Traditional children’s songs introduce children to the world around them. They do this in a fun and developmentally appropriate way. In the US, preschool age kids learn about farm animals like cows, ducks and sheep as well as their sounds, like moo moo, quack quack, and baa baa through the popular, traditional song Old MacDonald Had a Farm.
Without realizing it, children learn language and content simultaneously. Songs build skills that help children distinguish the sounds of a language, and connect sound to script and assist with vocabulary building.
It is no surprise, then, that English language programs for young children frequently use songs to enhance language and literacy instruction.
Even when teaching children English in other countries, teachers typically use traditional songs from the US and the UK. However, English is the world’s lingua franca, a global language shared by many cultures. It is not solely connected to American and British cultures.
So, do kids around the world always have to sing about Old MacDonald to learn about farm animals in English? Or is there another way?
Global perspective on songs
Since 2004, I have been providing professional development to thousands of English teachers in over 100 countries through online courses and in-person workshops. This experience, primarily with teachers of young learners, has given me a global perspective on English language teaching around the world.
It also inspired me to search for a new approach for teaching English through songs.
Based on my own passion for using songs to teach children language and my interest in other cultures, I began collecting children’s songs in different languages through my global network of teachers.
Although distinctive in their language and melodies, the songs I collected from over 50 countries had much in common. The songs were all short, repetitive, catchy and easy to remember. They played with the sounds of the language through rhyme and rhythm and often had corresponding body movements.
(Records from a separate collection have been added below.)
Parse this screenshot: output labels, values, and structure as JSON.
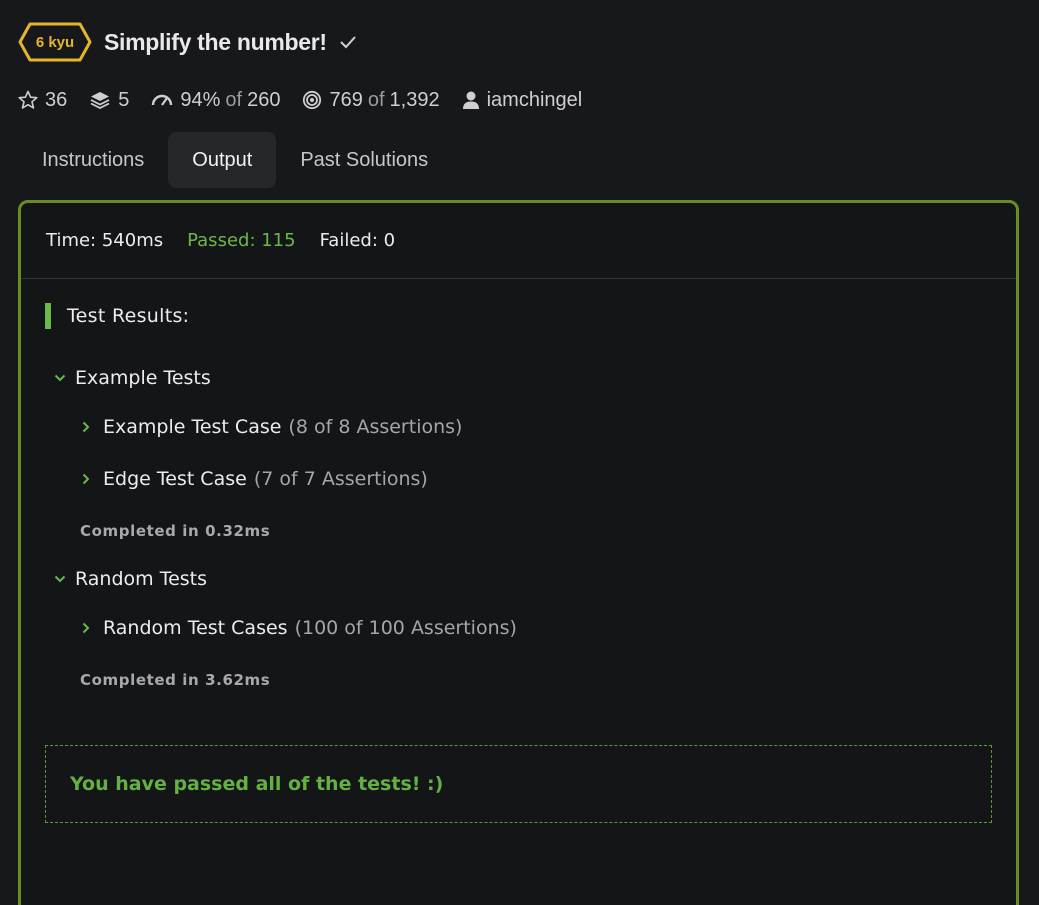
{
  "header": {
    "kyu": "6 kyu",
    "title": "Simplify the number!",
    "rank_color": "#e7b52b"
  },
  "stats": {
    "stars": "36",
    "collections": "5",
    "satisfaction": "94%",
    "satisfaction_of": "of",
    "satisfaction_total": "260",
    "completions": "769",
    "completions_of": "of",
    "completions_total": "1,392",
    "author": "iamchingel"
  },
  "tabs": [
    {
      "label": "Instructions",
      "active": false
    },
    {
      "label": "Output",
      "active": true
    },
    {
      "label": "Past Solutions",
      "active": false
    }
  ],
  "summary": {
    "time": "Time: 540ms",
    "passed": "Passed: 115",
    "failed": "Failed: 0"
  },
  "results": {
    "heading": "Test Results:",
    "groups": [
      {
        "label": "Example Tests",
        "cases": [
          {
            "label": "Example Test Case",
            "count": "(8 of 8 Assertions)"
          },
          {
            "label": "Edge Test Case",
            "count": "(7 of 7 Assertions)"
          }
        ],
        "completed": "Completed in 0.32ms"
      },
      {
        "label": "Random Tests",
        "cases": [
          {
            "label": "Random Test Cases",
            "count": "(100 of 100 Assertions)"
          }
        ],
        "completed": "Completed in 3.62ms"
      }
    ],
    "final_message": "You have passed all of the tests! :)"
  },
  "colors": {
    "panel_border": "#6a8d23",
    "pass_green": "#6bb84a",
    "background": "#17181b"
  }
}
They also had common topics interesting to kids, like animals, nature, toys and family.
All the songs shared certain qualities that made them attractive to children. This led me to consider the possibility of using these songs as an interesting and compelling source of cultural material for the classroom.
International children’s song approach
The approach I developed is simple. It combines my research in using songs to teach children with my search for appropriate cultural materials for teaching English as a global language.
It is called the “international children’s song approach” and uses songs from around the world to teach English to kids. Children can learn a version of the song their peers are learning around the world. Examples can be found in the English language program I coauthored, Welcome to Our World.
Instead of singing “Old MacDonald Had a Farm” to learn about farm animals, children can sing a song in English that originally comes from another country or culture.
For example, children in Turkey learn a song about farm animals through a similar song in Turkish, called Ali Babanın Çiftliği or Ali Baba Has a Farm.
See the original song and a translation in English below.
Ali Babanın bir çiftliği var (Ali Baba has a big farm.)
Çiftliğinde inekleri var (On his farm, there are cows.)
Mö, möö diye bağırır (Moo moo, they go.)
Çiftliğinde Ali Babanın (On Ali Baba’s big farm.)
The melody for Ali Baba Has a Farm is completely different from Old MacDonald; but similar to its American counterpart, the Turkish song has a catchy, rhythmic tune that is repeated with other animals and their corresponding sounds.
Using the international children’s song approach, teachers from around the world can use an English adaptation of Ali Baba Has a Farm in their English language curriculum.